Today, gene therapy using the adult blood-forming cells found in bone marrow (known as hematopoietic stem cells) is normally done in an autologous transplant setting. The therapy involves taking hematopoietic stem cells from a person who needs treatment, genetically modifying the cells perhaps by adding a missing gene and then re-inserting the cells back into the same person. This treatment eliminates the complications of graft-versus-host disease or host rejection that can occur in allogeneic transplants (therapy where the cell donor is different from the recipient).
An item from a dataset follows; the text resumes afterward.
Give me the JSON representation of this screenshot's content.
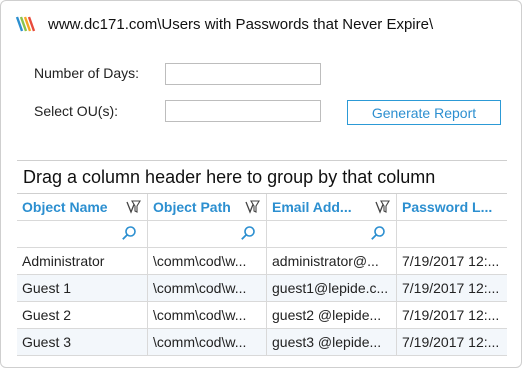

In the current study, 630 immunodeficient mice received mesenchymal stem cells from one human bone marrow donor and hematopoietic stem cells from another. Mesenchymal stem cells are a type of cell found in bone marrow that support the function of hematopoietic stem cells, and can give rise to bone, cartilage, fat, and muscle. Genes were inserted into the hematopoietic stem cells using one of two viral vectors either a retrovirus or a lentivirus before they were transplanted into the mice, along with genetically modified mesenchymal stem cells.
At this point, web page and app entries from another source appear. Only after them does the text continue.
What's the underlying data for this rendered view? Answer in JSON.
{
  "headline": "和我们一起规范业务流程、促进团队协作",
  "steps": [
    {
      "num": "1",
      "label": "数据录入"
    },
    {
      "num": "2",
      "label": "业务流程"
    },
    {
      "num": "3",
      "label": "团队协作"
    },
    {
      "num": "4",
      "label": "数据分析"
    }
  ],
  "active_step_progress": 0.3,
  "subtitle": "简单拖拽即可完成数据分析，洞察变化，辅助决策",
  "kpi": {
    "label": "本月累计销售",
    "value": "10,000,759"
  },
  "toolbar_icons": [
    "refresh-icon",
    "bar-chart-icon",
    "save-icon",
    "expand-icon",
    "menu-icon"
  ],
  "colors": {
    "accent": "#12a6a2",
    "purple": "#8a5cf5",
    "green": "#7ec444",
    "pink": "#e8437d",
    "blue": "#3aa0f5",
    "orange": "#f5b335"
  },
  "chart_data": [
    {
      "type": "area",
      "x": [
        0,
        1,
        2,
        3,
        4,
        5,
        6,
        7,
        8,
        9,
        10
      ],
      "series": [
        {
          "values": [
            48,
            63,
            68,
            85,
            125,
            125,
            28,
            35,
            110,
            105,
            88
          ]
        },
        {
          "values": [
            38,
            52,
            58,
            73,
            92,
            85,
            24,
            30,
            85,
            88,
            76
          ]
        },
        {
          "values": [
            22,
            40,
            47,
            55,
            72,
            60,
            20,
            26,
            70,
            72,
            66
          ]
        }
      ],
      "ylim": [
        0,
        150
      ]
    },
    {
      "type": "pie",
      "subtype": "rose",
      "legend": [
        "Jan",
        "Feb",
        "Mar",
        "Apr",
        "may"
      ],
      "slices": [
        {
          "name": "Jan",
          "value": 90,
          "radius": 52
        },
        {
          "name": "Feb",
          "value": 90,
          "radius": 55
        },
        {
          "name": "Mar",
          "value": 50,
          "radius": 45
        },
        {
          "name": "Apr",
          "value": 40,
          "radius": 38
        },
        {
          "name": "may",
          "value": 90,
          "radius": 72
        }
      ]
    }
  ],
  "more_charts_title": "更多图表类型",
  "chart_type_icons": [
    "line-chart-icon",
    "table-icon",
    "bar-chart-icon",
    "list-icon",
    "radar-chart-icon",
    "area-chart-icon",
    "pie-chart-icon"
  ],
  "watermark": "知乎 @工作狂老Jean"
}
Of the mice used in the long-term study, four developed human leukemia. None of those mice, however, were found to have vector DNA present in the malignant cells.
"This is evidence of a natural tendency for human bone marrow stem cells to develop leukemia in long-term studies, not that the leukemia was caused by the genetic modification," Bauer explained. "It's a good statistical control for our method."
Bauer noted that while the current study results are important f
|Contact: Charles Casey|
University of California - Davis - Health System